▶ **What is being asked**: Without altering anything, repeat each of the records.

▶ **Records to process**:

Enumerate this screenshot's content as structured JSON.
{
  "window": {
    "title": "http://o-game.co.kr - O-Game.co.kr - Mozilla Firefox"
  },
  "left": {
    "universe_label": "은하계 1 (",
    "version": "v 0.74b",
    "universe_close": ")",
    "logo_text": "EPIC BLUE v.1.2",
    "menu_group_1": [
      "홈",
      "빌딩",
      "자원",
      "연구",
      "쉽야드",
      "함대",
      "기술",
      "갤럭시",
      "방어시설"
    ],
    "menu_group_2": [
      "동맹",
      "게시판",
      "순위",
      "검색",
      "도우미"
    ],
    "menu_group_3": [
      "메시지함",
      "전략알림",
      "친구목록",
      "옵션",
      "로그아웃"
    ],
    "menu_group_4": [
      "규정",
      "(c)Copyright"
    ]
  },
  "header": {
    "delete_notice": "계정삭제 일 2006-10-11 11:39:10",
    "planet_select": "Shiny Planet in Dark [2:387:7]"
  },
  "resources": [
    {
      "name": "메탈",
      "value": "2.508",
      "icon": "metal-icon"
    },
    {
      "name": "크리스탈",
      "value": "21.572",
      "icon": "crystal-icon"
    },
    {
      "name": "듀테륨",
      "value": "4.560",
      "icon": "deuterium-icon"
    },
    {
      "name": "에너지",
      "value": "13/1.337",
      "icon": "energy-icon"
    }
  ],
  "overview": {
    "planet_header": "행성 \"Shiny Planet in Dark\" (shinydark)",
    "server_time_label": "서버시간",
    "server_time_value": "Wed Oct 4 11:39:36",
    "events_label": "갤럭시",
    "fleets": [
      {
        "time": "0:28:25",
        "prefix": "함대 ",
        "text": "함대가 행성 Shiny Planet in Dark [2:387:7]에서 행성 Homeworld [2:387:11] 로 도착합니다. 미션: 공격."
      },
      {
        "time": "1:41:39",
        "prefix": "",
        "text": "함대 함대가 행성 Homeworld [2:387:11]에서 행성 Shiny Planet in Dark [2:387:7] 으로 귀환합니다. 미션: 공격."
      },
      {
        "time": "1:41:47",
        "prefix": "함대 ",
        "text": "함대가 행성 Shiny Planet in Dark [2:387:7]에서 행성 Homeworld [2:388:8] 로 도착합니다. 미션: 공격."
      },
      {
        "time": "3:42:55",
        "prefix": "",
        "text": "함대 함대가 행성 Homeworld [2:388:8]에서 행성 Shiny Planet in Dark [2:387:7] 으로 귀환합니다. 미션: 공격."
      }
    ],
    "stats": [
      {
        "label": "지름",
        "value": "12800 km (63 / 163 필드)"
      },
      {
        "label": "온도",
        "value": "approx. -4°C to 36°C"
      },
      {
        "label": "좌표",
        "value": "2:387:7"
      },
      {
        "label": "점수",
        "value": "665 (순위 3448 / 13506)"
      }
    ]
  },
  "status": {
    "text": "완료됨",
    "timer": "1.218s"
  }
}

▶ **Response**:
Enumerate this screenshot's content as structured JSON.
{
  "window": {
    "title": "http://o-game.co.kr - O-Game.co.kr - Mozilla Firefox"
  },
  "left": {
    "universe_label": "은하계 1 (",
    "version": "v 0.74b",
    "universe_close": ")",
    "logo_text": "EPIC BLUE v.1.2",
    "menu_group_1": [
      "홈",
      "빌딩",
      "자원",
      "연구",
      "쉽야드",
      "함대",
      "기술",
      "갤럭시",
      "방어시설"
    ],
    "menu_group_2": [
      "동맹",
      "게시판",
      "순위",
      "검색",
      "도우미"
    ],
    "menu_group_3": [
      "메시지함",
      "전략알림",
      "친구목록",
      "옵션",
      "로그아웃"
    ],
    "menu_group_4": [
      "규정",
      "(c)Copyright"
    ]
  },
  "header": {
    "delete_notice": "계정삭제 일 2006-10-11 11:39:10",
    "planet_select": "Shiny Planet in Dark [2:387:7]"
  },
  "resources": [
    {
      "name": "메탈",
      "value": "2.508",
      "icon": "metal-icon"
    },
    {
      "name": "크리스탈",
      "value": "21.572",
      "icon": "crystal-icon"
    },
    {
      "name": "듀테륨",
      "value": "4.560",
      "icon": "deuterium-icon"
    },
    {
      "name": "에너지",
      "value": "13/1.337",
      "icon": "energy-icon"
    }
  ],
  "overview": {
    "planet_header": "행성 \"Shiny Planet in Dark\" (shinydark)",
    "server_time_label": "서버시간",
    "server_time_value": "Wed Oct 4 11:39:36",
    "events_label": "갤럭시",
    "fleets": [
      {
        "time": "0:28:25",
        "prefix": "함대 ",
        "text": "함대가 행성 Shiny Planet in Dark [2:387:7]에서 행성 Homeworld [2:387:11] 로 도착합니다. 미션: 공격."
      },
      {
        "time": "1:41:39",
        "prefix": "",
        "text": "함대 함대가 행성 Homeworld [2:387:11]에서 행성 Shiny Planet in Dark [2:387:7] 으로 귀환합니다. 미션: 공격."
      },
      {
        "time": "1:41:47",
        "prefix": "함대 ",
        "text": "함대가 행성 Shiny Planet in Dark [2:387:7]에서 행성 Homeworld [2:388:8] 로 도착합니다. 미션: 공격."
      },
      {
        "time": "3:42:55",
        "prefix": "",
        "text": "함대 함대가 행성 Homeworld [2:388:8]에서 행성 Shiny Planet in Dark [2:387:7] 으로 귀환합니다. 미션: 공격."
      }
    ],
    "stats": [
      {
        "label": "지름",
        "value": "12800 km (63 / 163 필드)"
      },
      {
        "label": "온도",
        "value": "approx. -4°C to 36°C"
      },
      {
        "label": "좌표",
        "value": "2:387:7"
      },
      {
        "label": "점수",
        "value": "665 (순위 3448 / 13506)"
      }
    ]
  },
  "status": {
    "text": "완료됨",
    "timer": "1.218s"
  }
}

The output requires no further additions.